Crawford Murray MacLehose, Baron MacLehose of Beoch KT GBE KCMG KCVO DL (Chinese: 麥理浩, 16 October 1917 – 27 May 2000) was a British politician, diplomat and the 25th Governor of Hong Kong, from 1971 to 1982. He was the longest-serving governor of the colony, with four successive terms in office.

Early life and career

Murray MacLehose was born in Glasgow, Scotland in October 1917 as the second child of Hamish Alexander MacLehose and Margaret Bruce Black. He attended Rugby School in 1931 and Balliol College, Oxford.

During World War II, while under the cover of being the British vice-consul, MacLehose trained Chinese guerrillas to operate behind Japanese lines to carry out sabotage.

MacLehose was principal private secretary to Foreign Secretary George Brown in the late 1960s.

His career almost stalled when he left a copy of a confidential telegram in a bank in 1967. The document, from British Prime Minister Harold Wilson to US President Lyndon B. Johnson concerning the Vietnam War, was turned in by another British diplomat who found it. Wilson and Brown prevented an investigation of this security breach, because they appreciated Maclehose’s ability, thus saving his career. MacLehose was appointed the British Ambassador to South Vietnam in 1967.[3]

Before being appointed as Governor of Hong Kong in 1971, he served in the British Embassy in Beijing and as Ambassador to Denmark.
Governor of Hong Kong

MacLehose became Governor of Hong Kong in November 1971, holding this position until May 1982, making him Hong Kong’s longest-serving governor; his 10 years and 6 months in office exceeding Sir Alexander Grantham’s previous record by one month. He was widely and affectionately known as “Jock the Sock”, in reference both to his Scottish heritage and to his name, ‘hose’ being an old word meaning sock or stocking.

MacLehose stood well over six feet tall and looked every inch the benign and genial colonial governor.[citation needed] He avoided wearing his gubernatorial uniform, as he felt very ill at ease in it.

A diplomat with a British Labour Party background MacLehose introduced a wide range of reforms during his time in office that laid the foundation of modern Hong Kong as a cohesive, self-aware society. He had Chinese recognised as an official language for communication, alongside English. He greatly expanded welfare and set up a massive public housing programme. He rooted out corruption, with the creation of the ICAC. By establishing the District Boards, he greatly improved government accountability.[5] He oversaw the construction of the Mass Transit Railway, Hong Kong’s transportation backbone, and other major infrastructure projects. On his watch, community and arts facilities were expanded, and public campaigns, such as against litter and violent crime, were introduced.

These changes required approval from the UK Government Treasury for increased expenditure, and it was against some opposition that, in his first two years in office, Hong Kong government expenditure grew by over 50%.

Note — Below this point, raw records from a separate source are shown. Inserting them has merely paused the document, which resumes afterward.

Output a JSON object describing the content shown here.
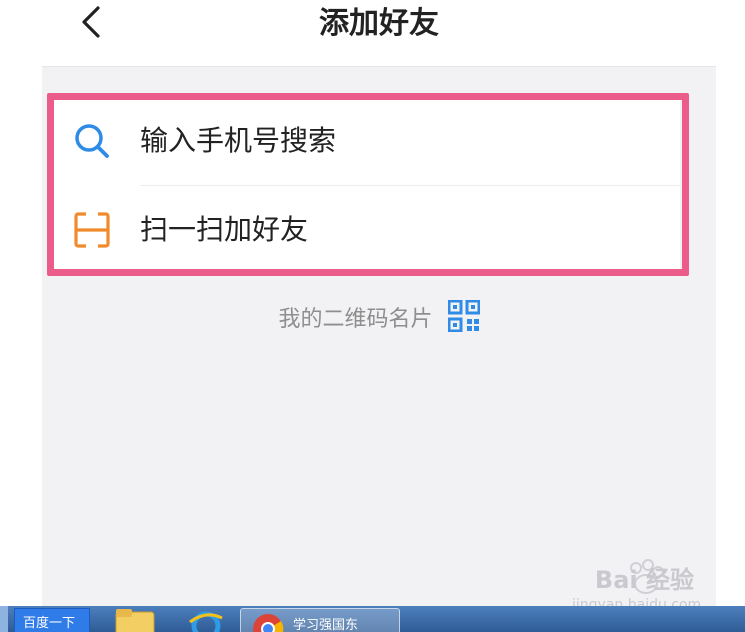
{
  "header": {
    "title": "添加好友",
    "back_icon": "chevron-left-icon"
  },
  "menu": {
    "items": [
      {
        "label": "输入手机号搜索",
        "icon": "search-icon",
        "icon_color": "#2e8be6"
      },
      {
        "label": "扫一扫加好友",
        "icon": "scan-icon",
        "icon_color": "#f08a2a"
      }
    ]
  },
  "qr_card": {
    "label": "我的二维码名片",
    "icon": "qr-code-icon",
    "icon_color": "#2e8be6"
  },
  "highlight_color": "#ec5c8a",
  "watermark": {
    "logo": "Bai  经验",
    "url": "jingyan.baidu.com"
  },
  "taskbar": {
    "baidu_button": "百度一下",
    "chrome_window_label": "学习强国东"
  }
}
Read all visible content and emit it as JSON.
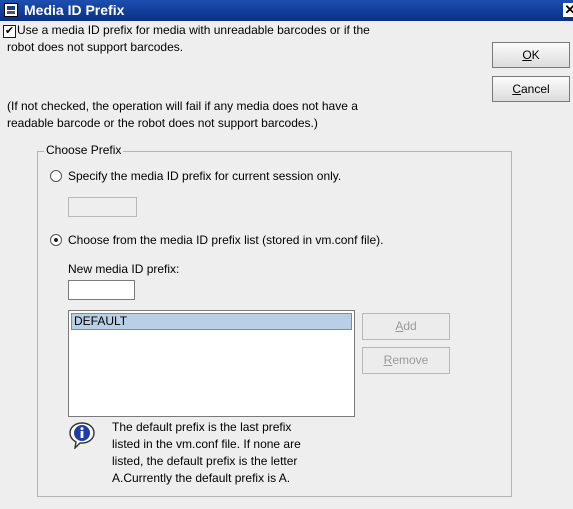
{
  "window": {
    "title": "Media ID Prefix",
    "close_glyph": "✕"
  },
  "use_prefix": {
    "checked": true,
    "check_glyph": "✔",
    "label_line1": "Use a media ID prefix for media with unreadable barcodes or if the",
    "label_line2": "robot does not support barcodes."
  },
  "note": {
    "line1": "(If not checked, the operation will fail if any media does not have a",
    "line2": "readable barcode or the robot does not support barcodes.)"
  },
  "buttons": {
    "ok": "OK",
    "cancel": "Cancel",
    "add": "Add",
    "remove": "Remove"
  },
  "choose_prefix": {
    "legend": "Choose Prefix",
    "option_session": {
      "label": "Specify the media ID prefix for current session only.",
      "checked": false,
      "value": ""
    },
    "option_list": {
      "label": "Choose from the media ID prefix list (stored in vm.conf file).",
      "checked": true
    },
    "new_prefix_label": "New media ID prefix:",
    "new_prefix_value": "",
    "list_items": [
      "DEFAULT"
    ],
    "selected_item": "DEFAULT"
  },
  "info": {
    "icon": "info-icon",
    "line1": "The default prefix is the last prefix",
    "line2": "listed in the vm.conf file.  If none are",
    "line3": "listed, the default prefix is the letter",
    "line4": "A.Currently the default prefix is A."
  },
  "colors": {
    "titlebar": "#0a2f86",
    "selection": "#b8cfe5",
    "background": "#eeeeee"
  }
}
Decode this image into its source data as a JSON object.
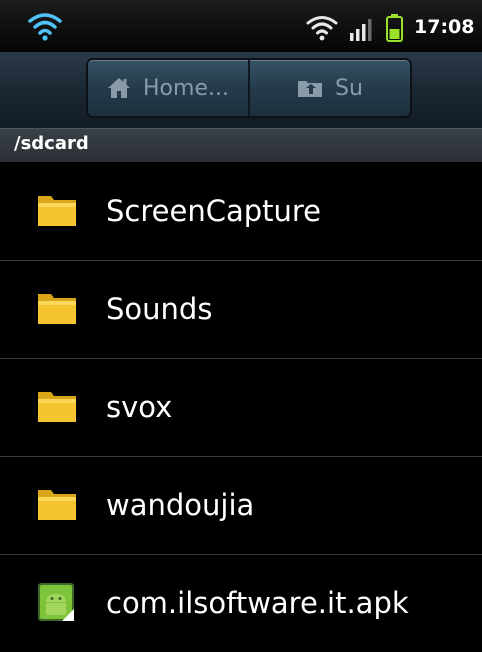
{
  "status_bar": {
    "time": "17:08",
    "icons": [
      "wifi-icon",
      "wifi-icon",
      "signal-icon",
      "battery-icon"
    ],
    "accent_color": "#4fc3f7",
    "battery_color": "#9ae12a"
  },
  "toolbar": {
    "buttons": [
      {
        "label": "Home...",
        "icon": "home-icon"
      },
      {
        "label": "Su",
        "icon": "folder-up-icon"
      }
    ]
  },
  "path": {
    "current": "/sdcard"
  },
  "files": [
    {
      "name": "ScreenCapture",
      "type": "folder",
      "icon": "folder-icon"
    },
    {
      "name": "Sounds",
      "type": "folder",
      "icon": "folder-icon"
    },
    {
      "name": "svox",
      "type": "folder",
      "icon": "folder-icon"
    },
    {
      "name": "wandoujia",
      "type": "folder",
      "icon": "folder-icon"
    },
    {
      "name": "com.ilsoftware.it.apk",
      "type": "apk",
      "icon": "android-apk-icon"
    }
  ],
  "colors": {
    "folder": "#f5c431",
    "toolbar_text": "#8a9ba8"
  }
}
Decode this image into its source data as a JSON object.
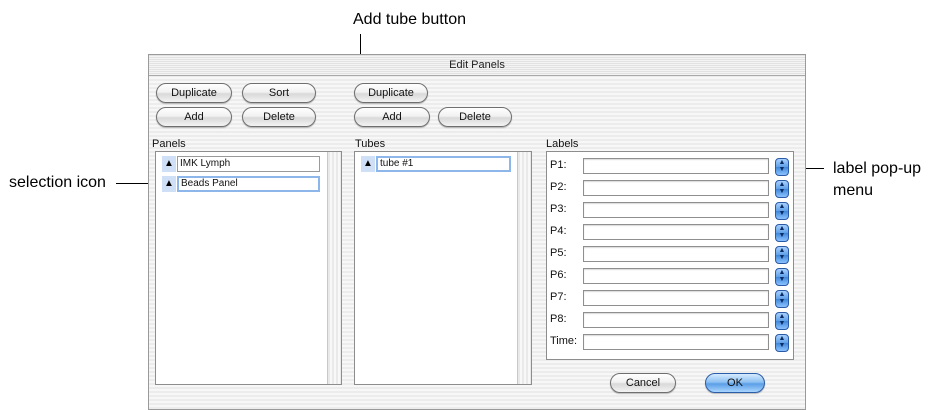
{
  "callouts": {
    "add_tube": "Add tube button",
    "selection_icon": "selection icon",
    "label_popup_line1": "label pop-up",
    "label_popup_line2": "menu"
  },
  "window": {
    "title": "Edit Panels"
  },
  "panel_buttons": {
    "duplicate": "Duplicate",
    "sort": "Sort",
    "add": "Add",
    "delete": "Delete"
  },
  "tube_buttons": {
    "duplicate": "Duplicate",
    "add": "Add",
    "delete": "Delete"
  },
  "sections": {
    "panels": "Panels",
    "tubes": "Tubes",
    "labels": "Labels"
  },
  "panels": [
    {
      "name": "IMK Lymph",
      "selected": false
    },
    {
      "name": "Beads Panel",
      "selected": true
    }
  ],
  "tubes": [
    {
      "name": "tube #1",
      "selected": true
    }
  ],
  "labels": [
    {
      "name": "P1:",
      "value": ""
    },
    {
      "name": "P2:",
      "value": ""
    },
    {
      "name": "P3:",
      "value": ""
    },
    {
      "name": "P4:",
      "value": ""
    },
    {
      "name": "P5:",
      "value": ""
    },
    {
      "name": "P6:",
      "value": ""
    },
    {
      "name": "P7:",
      "value": ""
    },
    {
      "name": "P8:",
      "value": ""
    },
    {
      "name": "Time:",
      "value": ""
    }
  ],
  "footer": {
    "cancel": "Cancel",
    "ok": "OK"
  },
  "icons": {
    "selection": "updown-arrows-icon",
    "popup": "popup-arrows-icon"
  }
}
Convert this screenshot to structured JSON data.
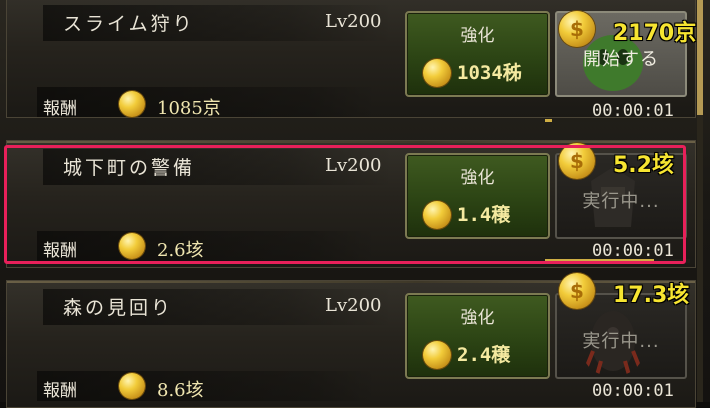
{
  "labels": {
    "reward": "報酬",
    "upgrade": "強化",
    "coin_symbol": "$"
  },
  "quests": [
    {
      "title": "スライム狩り",
      "level": "Lv200",
      "reward": "1085京",
      "upgrade_cost": "1034秭",
      "action_label": "開始する",
      "action_state": "ready",
      "timer": "00:00:01",
      "prize": "2170京",
      "progress": 0.05
    },
    {
      "title": "城下町の警備",
      "level": "Lv200",
      "reward": "2.6垓",
      "upgrade_cost": "1.4穣",
      "action_label": "実行中...",
      "action_state": "running",
      "timer": "00:00:01",
      "prize": "5.2垓",
      "progress": 0.75,
      "highlighted": true
    },
    {
      "title": "森の見回り",
      "level": "Lv200",
      "reward": "8.6垓",
      "upgrade_cost": "2.4穣",
      "action_label": "実行中...",
      "action_state": "running",
      "timer": "00:00:01",
      "prize": "17.3垓",
      "progress": 0.0
    }
  ],
  "colors": {
    "highlight": "#e8205a",
    "prize_text": "#f7e531",
    "upgrade_button": "#2c4414",
    "coin": "#f2cc3a"
  },
  "icons": [
    "gold-coin-icon",
    "slime-icon",
    "guard-icon",
    "forest-monster-icon"
  ]
}
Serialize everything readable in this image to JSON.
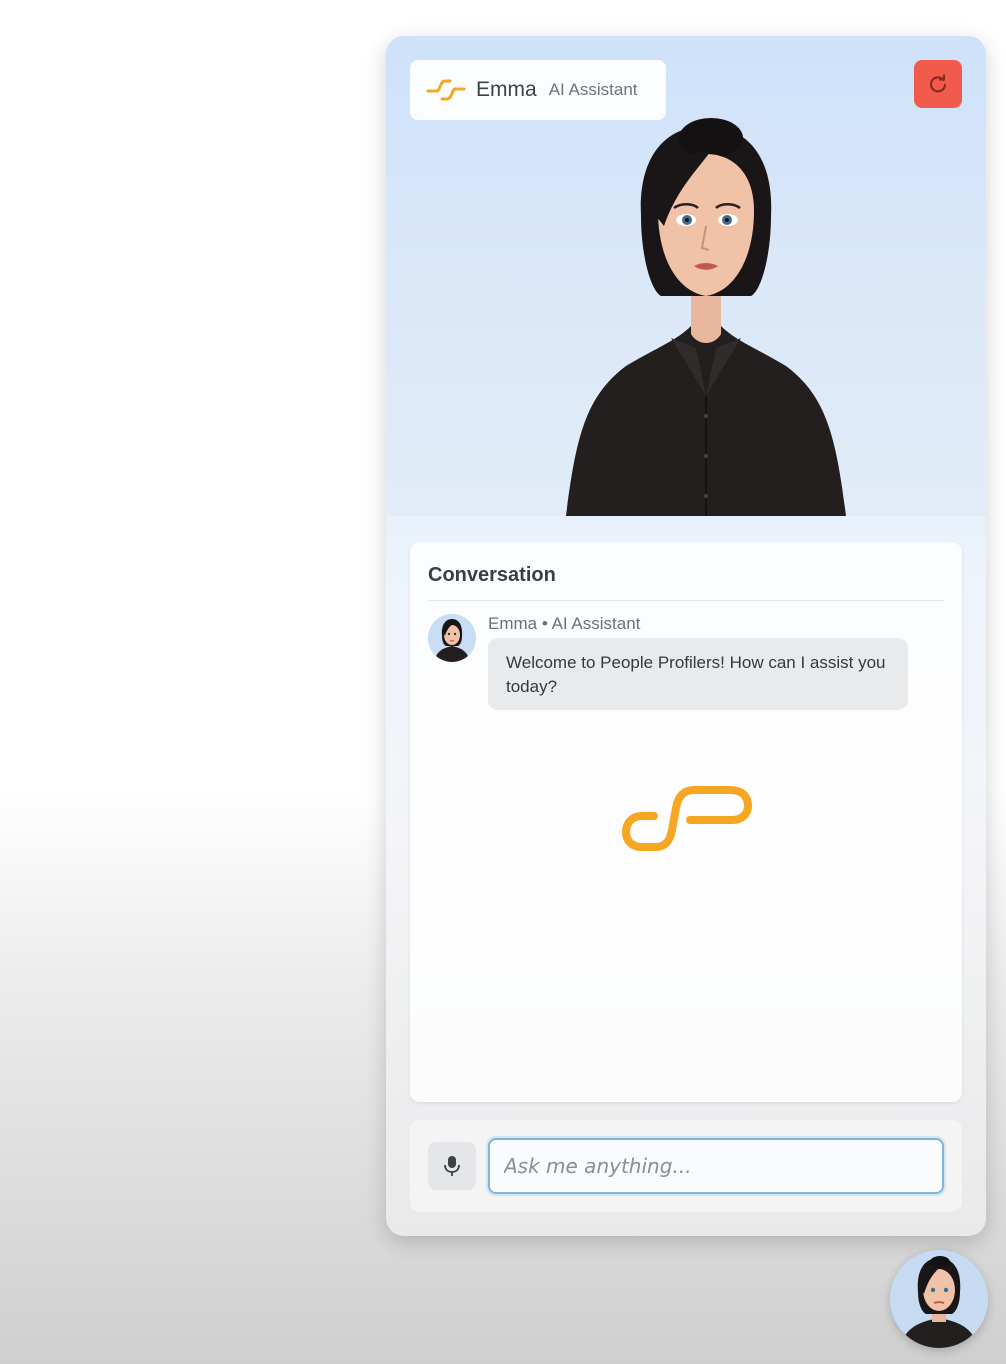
{
  "widget": {
    "header": {
      "name": "Emma",
      "role": "AI Assistant",
      "brand_icon": "people-profilers-logo-icon",
      "reset_icon": "reset-icon"
    },
    "conversation": {
      "title": "Conversation",
      "messages": [
        {
          "sender": "Emma • AI Assistant",
          "text": "Welcome to People Profilers! How can I assist you today?",
          "avatar_icon": "emma-avatar-icon"
        }
      ]
    },
    "input": {
      "placeholder": "Ask me anything...",
      "value": "",
      "mic_icon": "microphone-icon"
    }
  },
  "colors": {
    "brand_orange": "#f5a623",
    "reset_red": "#f25a4c",
    "input_border": "#7fb6d9"
  }
}
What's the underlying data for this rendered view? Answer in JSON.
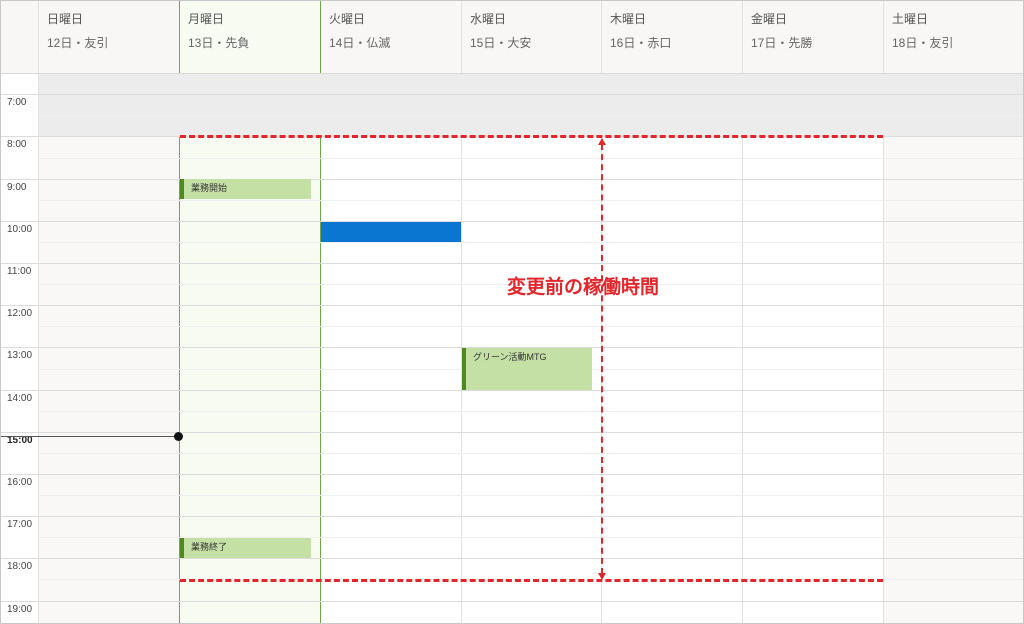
{
  "days": [
    {
      "name": "日曜日",
      "sub": "12日・友引"
    },
    {
      "name": "月曜日",
      "sub": "13日・先負"
    },
    {
      "name": "火曜日",
      "sub": "14日・仏滅"
    },
    {
      "name": "水曜日",
      "sub": "15日・大安"
    },
    {
      "name": "木曜日",
      "sub": "16日・赤口"
    },
    {
      "name": "金曜日",
      "sub": "17日・先勝"
    },
    {
      "name": "土曜日",
      "sub": "18日・友引"
    }
  ],
  "hours": [
    "7:00",
    "8:00",
    "9:00",
    "10:00",
    "11:00",
    "12:00",
    "13:00",
    "14:00",
    "15:00",
    "16:00",
    "17:00",
    "18:00",
    "19:00"
  ],
  "current_time_label": "15:00",
  "events": {
    "work_start": "業務開始",
    "green_mtg": "グリーン活動MTG",
    "work_end": "業務終了",
    "blue_block": ""
  },
  "annotation": {
    "text": "変更前の稼働時間",
    "color": "#e3262b"
  },
  "colors": {
    "today_border": "#6fa84a",
    "event_green": "#c5e0a5",
    "event_green_accent": "#4f8a1f",
    "event_blue": "#0a76d1"
  }
}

Hong Kong sovereignty negotiations
Transfer of sovereignty over Hong Kong

In 1979, MacLehose raised the question of Britain’s 99-year lease of the New Territories (an area that encompasses all territories north of Boundary Street on the Kowloon Peninsula), with Deng Xiaoping. The talks, although inconclusive at the time, eventually involved top British Government officials and paved the way for the handover of the Hong Kong in its entirety, including those parts ceded to the UK in perpetuity, to the People’s Republic of China on 1 July 1997.
Post-governorship and later life

After his governorship ended in 1982, MacLehose was made a life peer as Baron MacLehose of Beoch, of Maybole in the District of Kyle and Carrick and of Victoria in Hong Kong, later that year. In 1983, MacLehose was made a Knight of the Thistle. In 1992 he was awarded an honorary doctorate (LLD) by the University of Hong Kong When he was 80 years old, he attended the handover ceremony of Hong Kong in 1997.

MacLehose died in Ayrshire, Scotland in May 2000.